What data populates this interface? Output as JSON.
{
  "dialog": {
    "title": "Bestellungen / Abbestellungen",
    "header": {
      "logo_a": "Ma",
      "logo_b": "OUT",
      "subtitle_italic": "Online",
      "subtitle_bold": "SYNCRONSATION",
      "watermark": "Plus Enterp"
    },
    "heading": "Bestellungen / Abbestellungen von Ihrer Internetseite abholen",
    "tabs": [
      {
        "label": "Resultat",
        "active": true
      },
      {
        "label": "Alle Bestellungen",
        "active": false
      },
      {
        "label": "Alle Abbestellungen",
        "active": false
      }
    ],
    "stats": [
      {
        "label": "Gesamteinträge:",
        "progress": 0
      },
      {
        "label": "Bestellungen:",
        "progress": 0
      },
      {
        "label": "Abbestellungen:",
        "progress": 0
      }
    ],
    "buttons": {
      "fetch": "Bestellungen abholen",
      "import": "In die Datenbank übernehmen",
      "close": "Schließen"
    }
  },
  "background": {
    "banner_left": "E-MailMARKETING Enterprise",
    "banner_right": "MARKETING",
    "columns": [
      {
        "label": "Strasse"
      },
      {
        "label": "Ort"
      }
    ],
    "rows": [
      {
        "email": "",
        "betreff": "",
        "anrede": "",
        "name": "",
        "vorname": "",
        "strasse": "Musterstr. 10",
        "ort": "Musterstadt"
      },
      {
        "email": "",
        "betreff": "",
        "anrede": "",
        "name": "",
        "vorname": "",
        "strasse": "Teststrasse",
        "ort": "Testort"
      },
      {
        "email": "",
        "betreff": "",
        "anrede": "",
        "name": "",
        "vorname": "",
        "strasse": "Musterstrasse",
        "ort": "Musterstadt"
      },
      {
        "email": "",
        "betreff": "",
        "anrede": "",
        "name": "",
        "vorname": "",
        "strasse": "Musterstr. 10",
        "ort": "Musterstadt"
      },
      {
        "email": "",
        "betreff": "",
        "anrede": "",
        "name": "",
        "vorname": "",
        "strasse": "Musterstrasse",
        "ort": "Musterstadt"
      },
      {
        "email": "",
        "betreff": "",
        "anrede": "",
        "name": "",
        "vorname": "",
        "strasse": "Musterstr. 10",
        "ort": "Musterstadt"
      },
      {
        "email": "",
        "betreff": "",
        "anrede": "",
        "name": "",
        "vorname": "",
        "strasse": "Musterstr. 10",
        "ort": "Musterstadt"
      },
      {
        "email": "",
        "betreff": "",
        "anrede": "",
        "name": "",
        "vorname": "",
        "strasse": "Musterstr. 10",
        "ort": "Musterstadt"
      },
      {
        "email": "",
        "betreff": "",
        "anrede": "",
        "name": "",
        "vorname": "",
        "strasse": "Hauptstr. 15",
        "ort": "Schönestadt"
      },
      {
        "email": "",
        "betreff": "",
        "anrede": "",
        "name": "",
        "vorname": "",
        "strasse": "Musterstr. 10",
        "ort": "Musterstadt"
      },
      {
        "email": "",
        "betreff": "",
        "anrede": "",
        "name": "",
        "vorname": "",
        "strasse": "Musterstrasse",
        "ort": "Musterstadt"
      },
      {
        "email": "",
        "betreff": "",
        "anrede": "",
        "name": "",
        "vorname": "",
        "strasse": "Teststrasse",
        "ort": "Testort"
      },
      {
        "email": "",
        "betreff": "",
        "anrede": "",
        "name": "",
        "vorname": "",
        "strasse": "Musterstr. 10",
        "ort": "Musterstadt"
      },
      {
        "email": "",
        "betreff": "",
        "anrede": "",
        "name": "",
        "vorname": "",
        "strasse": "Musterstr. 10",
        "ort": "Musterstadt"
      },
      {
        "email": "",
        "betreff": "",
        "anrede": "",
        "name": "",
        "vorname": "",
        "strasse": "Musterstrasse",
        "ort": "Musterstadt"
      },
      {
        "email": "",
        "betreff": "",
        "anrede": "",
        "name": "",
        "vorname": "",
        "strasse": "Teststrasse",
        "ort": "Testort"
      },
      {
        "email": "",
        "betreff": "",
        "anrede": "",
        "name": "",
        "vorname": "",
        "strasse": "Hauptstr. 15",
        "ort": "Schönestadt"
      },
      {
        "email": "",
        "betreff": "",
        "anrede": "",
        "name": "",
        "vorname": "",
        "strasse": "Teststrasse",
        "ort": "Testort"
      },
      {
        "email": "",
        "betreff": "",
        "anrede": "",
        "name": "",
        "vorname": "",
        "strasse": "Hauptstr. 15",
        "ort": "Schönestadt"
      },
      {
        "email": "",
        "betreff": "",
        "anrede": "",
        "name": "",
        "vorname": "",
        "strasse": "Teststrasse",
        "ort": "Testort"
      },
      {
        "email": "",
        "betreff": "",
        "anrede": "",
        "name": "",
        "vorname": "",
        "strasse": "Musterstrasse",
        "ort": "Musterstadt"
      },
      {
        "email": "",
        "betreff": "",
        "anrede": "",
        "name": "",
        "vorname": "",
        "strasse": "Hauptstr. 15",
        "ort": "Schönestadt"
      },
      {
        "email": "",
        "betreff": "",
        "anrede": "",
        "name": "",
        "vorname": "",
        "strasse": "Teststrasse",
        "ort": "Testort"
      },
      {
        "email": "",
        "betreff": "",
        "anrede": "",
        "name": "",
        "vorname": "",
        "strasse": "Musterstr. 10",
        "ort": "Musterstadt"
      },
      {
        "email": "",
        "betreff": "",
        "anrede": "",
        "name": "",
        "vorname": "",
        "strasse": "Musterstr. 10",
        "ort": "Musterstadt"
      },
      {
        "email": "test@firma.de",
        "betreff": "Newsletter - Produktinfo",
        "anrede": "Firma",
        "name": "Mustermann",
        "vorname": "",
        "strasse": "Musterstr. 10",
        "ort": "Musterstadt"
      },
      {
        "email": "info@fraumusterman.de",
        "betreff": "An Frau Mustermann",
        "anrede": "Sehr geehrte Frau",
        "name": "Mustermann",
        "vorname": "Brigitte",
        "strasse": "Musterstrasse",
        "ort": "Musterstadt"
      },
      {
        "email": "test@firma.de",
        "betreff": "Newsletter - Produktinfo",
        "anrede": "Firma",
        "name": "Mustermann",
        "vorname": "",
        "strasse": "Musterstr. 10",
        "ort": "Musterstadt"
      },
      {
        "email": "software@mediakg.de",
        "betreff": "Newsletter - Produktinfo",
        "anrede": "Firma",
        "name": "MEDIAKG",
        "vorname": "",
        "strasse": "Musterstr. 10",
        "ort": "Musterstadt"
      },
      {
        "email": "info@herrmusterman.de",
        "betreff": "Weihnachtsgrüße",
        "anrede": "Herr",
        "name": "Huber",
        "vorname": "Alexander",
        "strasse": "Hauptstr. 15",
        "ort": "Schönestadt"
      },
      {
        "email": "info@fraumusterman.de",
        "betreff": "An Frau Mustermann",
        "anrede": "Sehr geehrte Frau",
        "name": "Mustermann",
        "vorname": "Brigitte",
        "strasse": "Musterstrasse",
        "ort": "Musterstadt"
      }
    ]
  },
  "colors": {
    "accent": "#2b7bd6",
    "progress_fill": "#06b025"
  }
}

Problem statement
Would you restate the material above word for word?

Your response
What data populates this interface? Output as JSON.
{
  "dialog": {
    "title": "Bestellungen / Abbestellungen",
    "header": {
      "logo_a": "Ma",
      "logo_b": "OUT",
      "subtitle_italic": "Online",
      "subtitle_bold": "SYNCRONSATION",
      "watermark": "Plus Enterp"
    },
    "heading": "Bestellungen / Abbestellungen von Ihrer Internetseite abholen",
    "tabs": [
      {
        "label": "Resultat",
        "active": true
      },
      {
        "label": "Alle Bestellungen",
        "active": false
      },
      {
        "label": "Alle Abbestellungen",
        "active": false
      }
    ],
    "stats": [
      {
        "label": "Gesamteinträge:",
        "progress": 0
      },
      {
        "label": "Bestellungen:",
        "progress": 0
      },
      {
        "label": "Abbestellungen:",
        "progress": 0
      }
    ],
    "buttons": {
      "fetch": "Bestellungen abholen",
      "import": "In die Datenbank übernehmen",
      "close": "Schließen"
    }
  },
  "background": {
    "banner_left": "E-MailMARKETING Enterprise",
    "banner_right": "MARKETING",
    "columns": [
      {
        "label": "Strasse"
      },
      {
        "label": "Ort"
      }
    ],
    "rows": [
      {
        "email": "",
        "betreff": "",
        "anrede": "",
        "name": "",
        "vorname": "",
        "strasse": "Musterstr. 10",
        "ort": "Musterstadt"
      },
      {
        "email": "",
        "betreff": "",
        "anrede": "",
        "name": "",
        "vorname": "",
        "strasse": "Teststrasse",
        "ort": "Testort"
      },
      {
        "email": "",
        "betreff": "",
        "anrede": "",
        "name": "",
        "vorname": "",
        "strasse": "Musterstrasse",
        "ort": "Musterstadt"
      },
      {
        "email": "",
        "betreff": "",
        "anrede": "",
        "name": "",
        "vorname": "",
        "strasse": "Musterstr. 10",
        "ort": "Musterstadt"
      },
      {
        "email": "",
        "betreff": "",
        "anrede": "",
        "name": "",
        "vorname": "",
        "strasse": "Musterstrasse",
        "ort": "Musterstadt"
      },
      {
        "email": "",
        "betreff": "",
        "anrede": "",
        "name": "",
        "vorname": "",
        "strasse": "Musterstr. 10",
        "ort": "Musterstadt"
      },
      {
        "email": "",
        "betreff": "",
        "anrede": "",
        "name": "",
        "vorname": "",
        "strasse": "Musterstr. 10",
        "ort": "Musterstadt"
      },
      {
        "email": "",
        "betreff": "",
        "anrede": "",
        "name": "",
        "vorname": "",
        "strasse": "Musterstr. 10",
        "ort": "Musterstadt"
      },
      {
        "email": "",
        "betreff": "",
        "anrede": "",
        "name": "",
        "vorname": "",
        "strasse": "Hauptstr. 15",
        "ort": "Schönestadt"
      },
      {
        "email": "",
        "betreff": "",
        "anrede": "",
        "name": "",
        "vorname": "",
        "strasse": "Musterstr. 10",
        "ort": "Musterstadt"
      },
      {
        "email": "",
        "betreff": "",
        "anrede": "",
        "name": "",
        "vorname": "",
        "strasse": "Musterstrasse",
        "ort": "Musterstadt"
      },
      {
        "email": "",
        "betreff": "",
        "anrede": "",
        "name": "",
        "vorname": "",
        "strasse": "Teststrasse",
        "ort": "Testort"
      },
      {
        "email": "",
        "betreff": "",
        "anrede": "",
        "name": "",
        "vorname": "",
        "strasse": "Musterstr. 10",
        "ort": "Musterstadt"
      },
      {
        "email": "",
        "betreff": "",
        "anrede": "",
        "name": "",
        "vorname": "",
        "strasse": "Musterstr. 10",
        "ort": "Musterstadt"
      },
      {
        "email": "",
        "betreff": "",
        "anrede": "",
        "name": "",
        "vorname": "",
        "strasse": "Musterstrasse",
        "ort": "Musterstadt"
      },
      {
        "email": "",
        "betreff": "",
        "anrede": "",
        "name": "",
        "vorname": "",
        "strasse": "Teststrasse",
        "ort": "Testort"
      },
      {
        "email": "",
        "betreff": "",
        "anrede": "",
        "name": "",
        "vorname": "",
        "strasse": "Hauptstr. 15",
        "ort": "Schönestadt"
      },
      {
        "email": "",
        "betreff": "",
        "anrede": "",
        "name": "",
        "vorname": "",
        "strasse": "Teststrasse",
        "ort": "Testort"
      },
      {
        "email": "",
        "betreff": "",
        "anrede": "",
        "name": "",
        "vorname": "",
        "strasse": "Hauptstr. 15",
        "ort": "Schönestadt"
      },
      {
        "email": "",
        "betreff": "",
        "anrede": "",
        "name": "",
        "vorname": "",
        "strasse": "Teststrasse",
        "ort": "Testort"
      },
      {
        "email": "",
        "betreff": "",
        "anrede": "",
        "name": "",
        "vorname": "",
        "strasse": "Musterstrasse",
        "ort": "Musterstadt"
      },
      {
        "email": "",
        "betreff": "",
        "anrede": "",
        "name": "",
        "vorname": "",
        "strasse": "Hauptstr. 15",
        "ort": "Schönestadt"
      },
      {
        "email": "",
        "betreff": "",
        "anrede": "",
        "name": "",
        "vorname": "",
        "strasse": "Teststrasse",
        "ort": "Testort"
      },
      {
        "email": "",
        "betreff": "",
        "anrede": "",
        "name": "",
        "vorname": "",
        "strasse": "Musterstr. 10",
        "ort": "Musterstadt"
      },
      {
        "email": "",
        "betreff": "",
        "anrede": "",
        "name": "",
        "vorname": "",
        "strasse": "Musterstr. 10",
        "ort": "Musterstadt"
      },
      {
        "email": "test@firma.de",
        "betreff": "Newsletter - Produktinfo",
        "anrede": "Firma",
        "name": "Mustermann",
        "vorname": "",
        "strasse": "Musterstr. 10",
        "ort": "Musterstadt"
      },
      {
        "email": "info@fraumusterman.de",
        "betreff": "An Frau Mustermann",
        "anrede": "Sehr geehrte Frau",
        "name": "Mustermann",
        "vorname": "Brigitte",
        "strasse": "Musterstrasse",
        "ort": "Musterstadt"
      },
      {
        "email": "test@firma.de",
        "betreff": "Newsletter - Produktinfo",
        "anrede": "Firma",
        "name": "Mustermann",
        "vorname": "",
        "strasse": "Musterstr. 10",
        "ort": "Musterstadt"
      },
      {
        "email": "software@mediakg.de",
        "betreff": "Newsletter - Produktinfo",
        "anrede": "Firma",
        "name": "MEDIAKG",
        "vorname": "",
        "strasse": "Musterstr. 10",
        "ort": "Musterstadt"
      },
      {
        "email": "info@herrmusterman.de",
        "betreff": "Weihnachtsgrüße",
        "anrede": "Herr",
        "name": "Huber",
        "vorname": "Alexander",
        "strasse": "Hauptstr. 15",
        "ort": "Schönestadt"
      },
      {
        "email": "info@fraumusterman.de",
        "betreff": "An Frau Mustermann",
        "anrede": "Sehr geehrte Frau",
        "name": "Mustermann",
        "vorname": "Brigitte",
        "strasse": "Musterstrasse",
        "ort": "Musterstadt"
      }
    ]
  },
  "colors": {
    "accent": "#2b7bd6",
    "progress_fill": "#06b025"
  }
}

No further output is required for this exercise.